That's the implication of studies by a team of U.S. Department of Agriculture (USDA) and University of Florida (UF) scientists who identified several citrus chemicals, including terpenes, which attract Steinernema riobrave, Heterorhabditis indica and other beneficial nematode species that prey on citrus root weevils.
Upon encountering the weevil's grub-like larvae, the nematodes wriggle inside and feed on the pests internally, killing them 24-48 hours later. The nematodes' reduction of grub numbers can range from 0 to 90 percent, depending on soil type, temperature and other factors.
Until recently, little attention has been paid to the complex chemical tete-a-tete that occurs between citrus roots, feeding grubs and the soil's resident nematodes, according to chemist Hans Alborn with USDA's Agricultural Research Service (ARS) and Jared Ali and Lukasz Stelinksi—both with UF's Citrus Research and Education Center in Lake Alfred, Fla. ARS is USDA's principal intramural scientific research agency.
In lab and greenhouse studies with small trees derived from the commercial rootstock "Swingle citrumelo," roots damaged by captive grubs attracted up to three times more S. diaprepesi nematodes than roots that had been mechanically damaged or left intact. An analysis of root volatiles released by the trees showed that terpenes accounted for four of six nematode-signaling compounds.
Interestingly, the roots only released the compounds when being fed on by grubs, notes Alborn, with the ARS Chemistry Research Unit in Gainesville, Fla. The researchers have so far tested the signaling capacities of five citrus rootstocks, and hope to screen as many as 20 more by the end of 2011.

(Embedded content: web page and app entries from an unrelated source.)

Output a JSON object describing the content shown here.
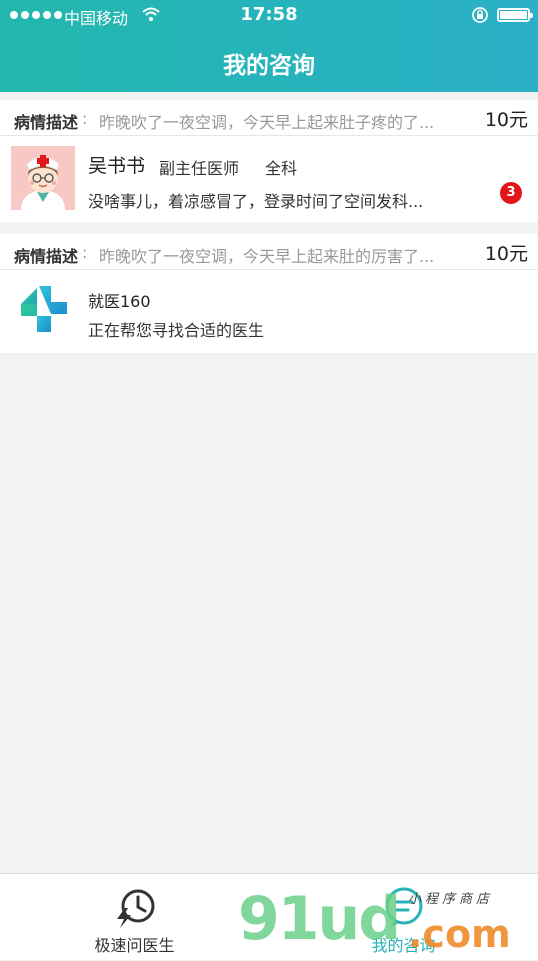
{
  "status_bar": {
    "carrier": "中国移动",
    "time": "17:58"
  },
  "header": {
    "title": "我的咨询"
  },
  "consultations": [
    {
      "desc_label": "病情描述",
      "desc_colon": ":",
      "description": "昨晚吹了一夜空调，今天早上起来肚子疼的了...",
      "price": "10元",
      "doctor_name": "吴书书",
      "doctor_title": "副主任医师",
      "department": "全科",
      "last_message": "没啥事儿，着凉感冒了，登录时间了空间发科...",
      "unread_count": "3"
    },
    {
      "desc_label": "病情描述",
      "desc_colon": ":",
      "description": "昨晚吹了一夜空调，今天早上起来肚的厉害了...",
      "price": "10元",
      "sender_name": "就医160",
      "status_message": "正在帮您寻找合适的医生"
    }
  ],
  "tabbar": {
    "tabs": [
      {
        "label": "极速问医生",
        "icon": "lightning-clock-icon",
        "active": false
      },
      {
        "label": "我的咨询",
        "icon": "chat-bubble-icon",
        "active": true
      }
    ]
  },
  "watermark": {
    "big": "91ud",
    "com": ".com",
    "small": "小程序商店"
  },
  "colors": {
    "header": "#26b3b8",
    "badge": "#e4141b",
    "active_tab": "#26b3b8"
  }
}
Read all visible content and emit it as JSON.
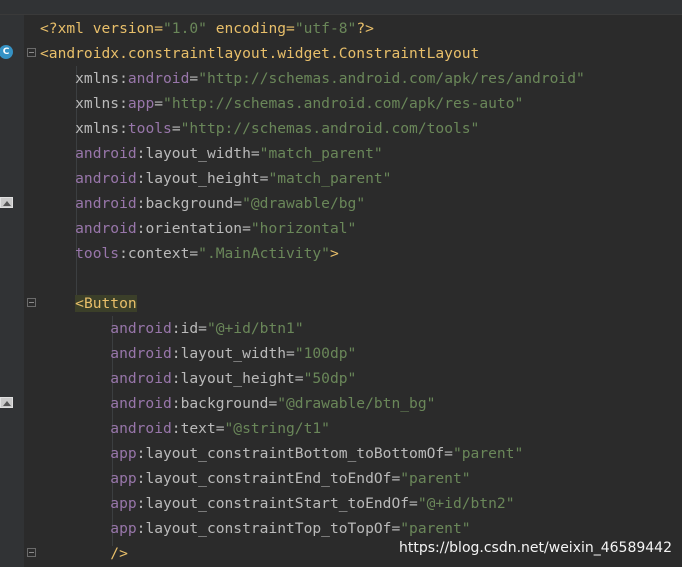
{
  "editor": {
    "lines": [
      [
        {
          "t": "<?xml version=",
          "c": "tag"
        },
        {
          "t": "\"1.0\"",
          "c": "str"
        },
        {
          "t": " encoding=",
          "c": "tag"
        },
        {
          "t": "\"utf-8\"",
          "c": "str"
        },
        {
          "t": "?>",
          "c": "tag"
        }
      ],
      [
        {
          "t": "<androidx.constraintlayout.widget.ConstraintLayout",
          "c": "tag"
        }
      ],
      [
        {
          "t": "    xmlns:",
          "c": "attr"
        },
        {
          "t": "android",
          "c": "ns"
        },
        {
          "t": "=",
          "c": "attr"
        },
        {
          "t": "\"http://schemas.android.com/apk/res/android\"",
          "c": "str"
        }
      ],
      [
        {
          "t": "    xmlns:",
          "c": "attr"
        },
        {
          "t": "app",
          "c": "ns"
        },
        {
          "t": "=",
          "c": "attr"
        },
        {
          "t": "\"http://schemas.android.com/apk/res-auto\"",
          "c": "str"
        }
      ],
      [
        {
          "t": "    xmlns:",
          "c": "attr"
        },
        {
          "t": "tools",
          "c": "ns"
        },
        {
          "t": "=",
          "c": "attr"
        },
        {
          "t": "\"http://schemas.android.com/tools\"",
          "c": "str"
        }
      ],
      [
        {
          "t": "    android",
          "c": "ns"
        },
        {
          "t": ":layout_width=",
          "c": "attr"
        },
        {
          "t": "\"match_parent\"",
          "c": "str"
        }
      ],
      [
        {
          "t": "    android",
          "c": "ns"
        },
        {
          "t": ":layout_height=",
          "c": "attr"
        },
        {
          "t": "\"match_parent\"",
          "c": "str"
        }
      ],
      [
        {
          "t": "    android",
          "c": "ns"
        },
        {
          "t": ":background=",
          "c": "attr"
        },
        {
          "t": "\"@drawable/bg\"",
          "c": "str"
        }
      ],
      [
        {
          "t": "    android",
          "c": "ns"
        },
        {
          "t": ":orientation=",
          "c": "attr"
        },
        {
          "t": "\"horizontal\"",
          "c": "str"
        }
      ],
      [
        {
          "t": "    tools",
          "c": "ns"
        },
        {
          "t": ":context=",
          "c": "attr"
        },
        {
          "t": "\".MainActivity\"",
          "c": "str"
        },
        {
          "t": ">",
          "c": "tag"
        }
      ],
      [],
      [
        {
          "t": "    ",
          "c": "attr"
        },
        {
          "t": "<Button",
          "c": "tag"
        }
      ],
      [
        {
          "t": "        android",
          "c": "ns"
        },
        {
          "t": ":id=",
          "c": "attr"
        },
        {
          "t": "\"@+id/btn1\"",
          "c": "str"
        }
      ],
      [
        {
          "t": "        android",
          "c": "ns"
        },
        {
          "t": ":layout_width=",
          "c": "attr"
        },
        {
          "t": "\"100dp\"",
          "c": "str"
        }
      ],
      [
        {
          "t": "        android",
          "c": "ns"
        },
        {
          "t": ":layout_height=",
          "c": "attr"
        },
        {
          "t": "\"50dp\"",
          "c": "str"
        }
      ],
      [
        {
          "t": "        android",
          "c": "ns"
        },
        {
          "t": ":background=",
          "c": "attr"
        },
        {
          "t": "\"@drawable/btn_bg\"",
          "c": "str"
        }
      ],
      [
        {
          "t": "        android",
          "c": "ns"
        },
        {
          "t": ":text=",
          "c": "attr"
        },
        {
          "t": "\"@string/t1\"",
          "c": "str"
        }
      ],
      [
        {
          "t": "        app",
          "c": "ns"
        },
        {
          "t": ":layout_constraintBottom_toBottomOf=",
          "c": "attr"
        },
        {
          "t": "\"parent\"",
          "c": "str"
        }
      ],
      [
        {
          "t": "        app",
          "c": "ns"
        },
        {
          "t": ":layout_constraintEnd_toEndOf=",
          "c": "attr"
        },
        {
          "t": "\"parent\"",
          "c": "str"
        }
      ],
      [
        {
          "t": "        app",
          "c": "ns"
        },
        {
          "t": ":layout_constraintStart_toEndOf=",
          "c": "attr"
        },
        {
          "t": "\"@+id/btn2\"",
          "c": "str"
        }
      ],
      [
        {
          "t": "        app",
          "c": "ns"
        },
        {
          "t": ":layout_constraintTop_toTopOf=",
          "c": "attr"
        },
        {
          "t": "\"parent\"",
          "c": "str"
        }
      ],
      [
        {
          "t": "        />",
          "c": "tag"
        }
      ]
    ],
    "gutter_badge": "C"
  },
  "watermark": "https://blog.csdn.net/weixin_46589442",
  "colors": {
    "background": "#2b2b2b",
    "gutter": "#313335",
    "tag": "#e8bf6a",
    "namespace": "#9876aa",
    "attribute": "#bababa",
    "string": "#6a8759"
  }
}
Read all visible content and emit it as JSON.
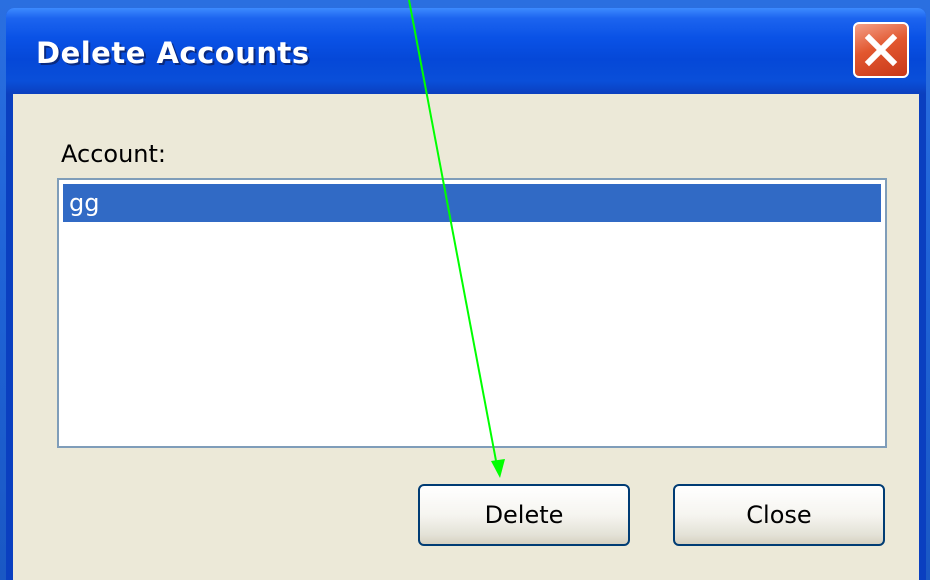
{
  "window": {
    "title": "Delete Accounts"
  },
  "dialog": {
    "account_label": "Account:",
    "accounts": [
      "gg"
    ],
    "selected_account": "gg",
    "delete_label": "Delete",
    "close_label": "Close"
  },
  "colors": {
    "titlebar": "#0a52e6",
    "selection": "#316ac5",
    "close_button": "#e2572f",
    "annotation_arrow": "#00ff00",
    "client_background": "#ece9d8"
  },
  "icons": {
    "close": "close-x-icon",
    "annotation": "arrow-pointer-icon"
  }
}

Eventually, the team hopes to recommend rootstock-nematode combinations that can be used in an integrated approach to managing the pest.
The research was published in the Journal of Chemical Ecology.
Read more about the research in the January 2011 issue of Agricultural Research magazine.